Loss of productivity is one of the most significant issues for employees. What’s of greatest concern, however, is that we are becoming addicted to our technical gadgets and it is physically and emotionally damaging.

According to San Francisco State University Professor of Health Education, Erik Peper and Associate Professor of Health Education Richard Harvey, overuse of smartphones is just like any other type of substance abuse. “The behavioral addiction of smartphone use begins forming neurological connections in the brain in ways similar to how opioid addiction is experienced by people taking Oxycontin for pain relief–gradually,” says Peper.  

While you may feel as though you’re being productive when you change tasks every couple of minutes, this hyper-alert state has damaging long-term physiological effects. The constant search for digital stimuli results in what medical experts are calling “digital heroin” and “electronic cocaine.” Andrew Doan, M.D., a recognized expert in technology and video-game addiction who heads addiction research for the Pentagon and the U.S. Navy, says that long amounts of time focused on a screen can affect the brain’s frontal cortex the same way that cocaine does. “Depression, anxiety, and aggression have all been linked to excessive screen time, and can even spur psychotic-like features,” he says.

The concern over digital addiction is so great that it is classified as an official disorder in a growing number of countries, including Australia, China, Japan, India, Italy, Japan, Korea, and Taiwan. Digital detox facilities that treat patients who are unable to put the brakes on texting, tweeting, surfing, gaming, and the like are now cropping up in the U.S., so such a classification in this country is likely not far behind.

How to overcome digital addiction.

Short of checking into one of these addiction facilities there are ways to control or prevent this damaging addiction.

Battle the overuse of technology with technology.

There are apps, like the iOS app, Moments, that you can use to set daily limits and even force yourself off of your device. Your iPhone also has a Do Not Disturb feature. Another useful app is Silent Time, which will silence your phone according to your weekly schedule. Stowing away your phone altogether is an even better solution. This wearable device allows you to set up custom notifications so you won’t miss important calls and messages and can filter out the rest.

Use more than willpower.

We can promise ourselves that we won’t drift to the internet or respond immediately to text notifications, but that’s not realistic. Turn off your devices when you are working. Remember, 80% of interruptions are unnecessary, so you won’t miss much; schedule check-in times throughout the day.

Don’t sleep next to your cell phone.

Tempting as it is, having an electronic device at your bedside is simply not healthy.
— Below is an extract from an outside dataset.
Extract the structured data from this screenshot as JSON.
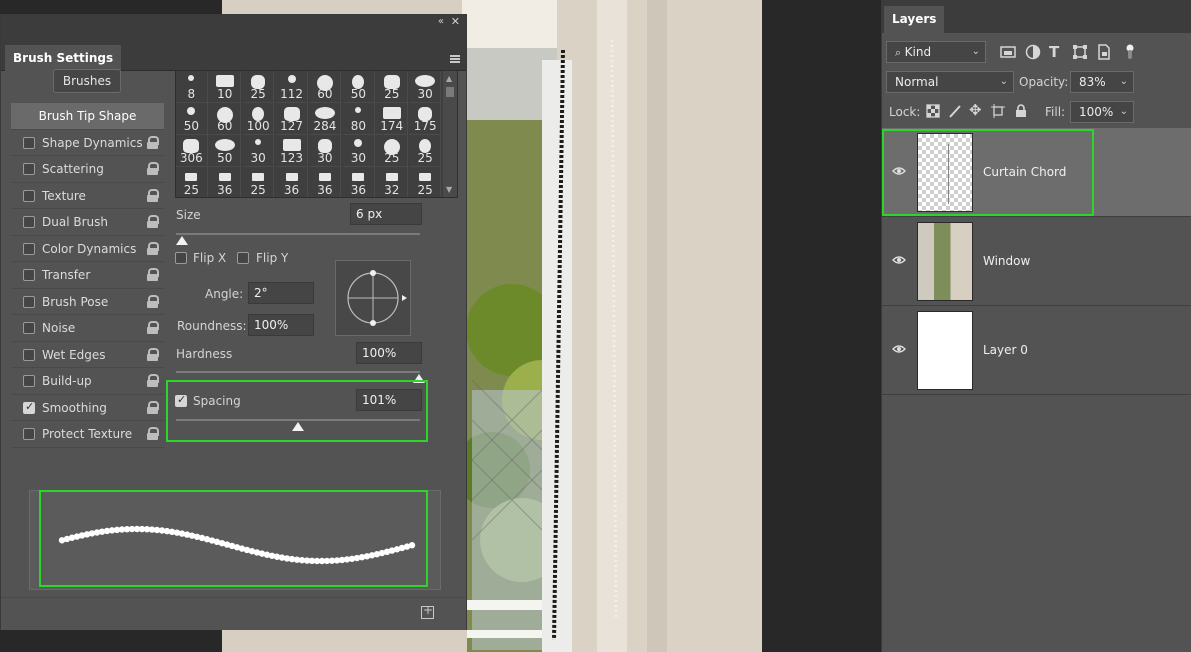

Many people report that they check email and social media immediately upon waking. Not only is the light of your screen damaging to your eyes,  but isn’t this behavior indicative of an addiction? Leave your phone or tablet in another room at night, this is a good first step.

Turn off notifications in apps.

If your phone pings you for every Facebook, LinkedIn, email, and dating app notification you’ll have a distraction every ten seconds. Even if you don’t immediately respond to the notification (not likely) the ping interrupts your train of thought. Besides, it’s very rude at the dinner table.

Get social–off of social media.

If nothing else, turn your sound off when you are out socially and professionally. Be conscious of your efforts to create a human connection beyond social media and instant messaging. Don’t miss out on life in favor of a virtual reality.